Dataset excerpts:
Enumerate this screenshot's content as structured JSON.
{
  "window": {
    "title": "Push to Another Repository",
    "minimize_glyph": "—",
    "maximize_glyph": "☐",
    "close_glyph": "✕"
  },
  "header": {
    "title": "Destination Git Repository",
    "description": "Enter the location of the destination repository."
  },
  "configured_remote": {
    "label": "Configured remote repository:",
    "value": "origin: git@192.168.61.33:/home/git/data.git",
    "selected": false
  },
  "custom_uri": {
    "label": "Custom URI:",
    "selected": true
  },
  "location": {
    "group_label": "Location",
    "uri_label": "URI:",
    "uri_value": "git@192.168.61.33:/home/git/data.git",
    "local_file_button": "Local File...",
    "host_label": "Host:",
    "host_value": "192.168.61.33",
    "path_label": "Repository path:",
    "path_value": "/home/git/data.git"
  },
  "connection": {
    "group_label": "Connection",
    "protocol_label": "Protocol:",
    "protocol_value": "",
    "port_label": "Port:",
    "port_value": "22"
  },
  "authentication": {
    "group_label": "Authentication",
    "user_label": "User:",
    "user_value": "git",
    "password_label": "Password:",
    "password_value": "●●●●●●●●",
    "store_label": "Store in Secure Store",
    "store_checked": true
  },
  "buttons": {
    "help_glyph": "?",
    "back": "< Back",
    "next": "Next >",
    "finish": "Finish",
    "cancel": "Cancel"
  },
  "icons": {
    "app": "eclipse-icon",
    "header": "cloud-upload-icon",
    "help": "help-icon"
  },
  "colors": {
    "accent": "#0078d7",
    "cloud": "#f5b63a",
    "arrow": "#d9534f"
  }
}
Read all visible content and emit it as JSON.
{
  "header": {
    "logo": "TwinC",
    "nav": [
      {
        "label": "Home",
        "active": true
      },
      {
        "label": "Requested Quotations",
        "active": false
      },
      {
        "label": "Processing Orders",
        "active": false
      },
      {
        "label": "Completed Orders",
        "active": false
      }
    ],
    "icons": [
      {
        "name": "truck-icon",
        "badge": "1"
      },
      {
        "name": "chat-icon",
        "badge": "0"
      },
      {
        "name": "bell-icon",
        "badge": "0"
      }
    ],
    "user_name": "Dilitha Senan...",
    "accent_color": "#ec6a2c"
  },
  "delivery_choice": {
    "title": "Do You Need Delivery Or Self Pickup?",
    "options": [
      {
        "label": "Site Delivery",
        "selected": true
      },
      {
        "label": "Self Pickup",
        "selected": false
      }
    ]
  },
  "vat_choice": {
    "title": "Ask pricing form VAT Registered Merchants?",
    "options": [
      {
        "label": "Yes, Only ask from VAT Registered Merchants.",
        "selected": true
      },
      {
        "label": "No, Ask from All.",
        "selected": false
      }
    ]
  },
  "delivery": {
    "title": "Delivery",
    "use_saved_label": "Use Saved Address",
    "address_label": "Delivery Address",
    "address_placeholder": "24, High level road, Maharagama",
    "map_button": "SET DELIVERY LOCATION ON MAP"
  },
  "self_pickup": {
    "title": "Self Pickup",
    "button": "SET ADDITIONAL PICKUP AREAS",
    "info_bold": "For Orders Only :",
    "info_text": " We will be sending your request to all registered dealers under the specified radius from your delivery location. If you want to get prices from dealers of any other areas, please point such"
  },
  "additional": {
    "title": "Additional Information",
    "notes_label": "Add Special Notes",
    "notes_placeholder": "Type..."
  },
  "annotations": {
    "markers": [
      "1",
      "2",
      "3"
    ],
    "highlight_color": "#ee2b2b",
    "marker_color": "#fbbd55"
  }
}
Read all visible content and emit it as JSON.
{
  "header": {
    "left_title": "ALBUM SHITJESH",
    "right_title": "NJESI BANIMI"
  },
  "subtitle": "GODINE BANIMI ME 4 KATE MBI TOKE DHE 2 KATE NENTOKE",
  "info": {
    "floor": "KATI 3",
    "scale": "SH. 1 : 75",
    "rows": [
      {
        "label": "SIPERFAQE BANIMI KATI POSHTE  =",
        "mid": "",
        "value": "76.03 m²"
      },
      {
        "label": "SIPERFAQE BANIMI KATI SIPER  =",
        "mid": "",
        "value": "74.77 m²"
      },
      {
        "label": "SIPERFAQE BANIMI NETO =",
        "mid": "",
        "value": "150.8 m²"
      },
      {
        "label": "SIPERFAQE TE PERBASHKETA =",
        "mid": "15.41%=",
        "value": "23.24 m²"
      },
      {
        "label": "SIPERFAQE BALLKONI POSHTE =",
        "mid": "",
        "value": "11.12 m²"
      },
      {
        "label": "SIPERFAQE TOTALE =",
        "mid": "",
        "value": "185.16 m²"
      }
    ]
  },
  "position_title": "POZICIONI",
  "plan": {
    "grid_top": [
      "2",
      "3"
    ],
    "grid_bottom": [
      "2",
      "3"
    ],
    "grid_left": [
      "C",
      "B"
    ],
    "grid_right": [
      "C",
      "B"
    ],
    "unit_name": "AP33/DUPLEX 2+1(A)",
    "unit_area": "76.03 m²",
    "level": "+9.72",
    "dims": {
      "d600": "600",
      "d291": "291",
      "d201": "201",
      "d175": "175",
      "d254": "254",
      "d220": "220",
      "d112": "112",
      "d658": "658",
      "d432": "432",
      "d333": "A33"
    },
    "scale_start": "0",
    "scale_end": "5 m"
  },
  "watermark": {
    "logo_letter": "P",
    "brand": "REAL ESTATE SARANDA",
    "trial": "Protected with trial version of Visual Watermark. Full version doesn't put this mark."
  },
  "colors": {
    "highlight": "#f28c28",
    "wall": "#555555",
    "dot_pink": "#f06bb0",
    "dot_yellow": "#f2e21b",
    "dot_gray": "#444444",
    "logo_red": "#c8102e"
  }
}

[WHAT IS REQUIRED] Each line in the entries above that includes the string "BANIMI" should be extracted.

[EXERCISE RESPONSE]
    "right_title": "NJESI BANIMI"
  "subtitle": "GODINE BANIMI ME 4 KATE MBI TOKE DHE 2 KATE NENTOKE",
        "label": "SIPERFAQE BANIMI KATI POSHTE  =",
        "label": "SIPERFAQE BANIMI KATI SIPER  =",
        "label": "SIPERFAQE BANIMI NETO =",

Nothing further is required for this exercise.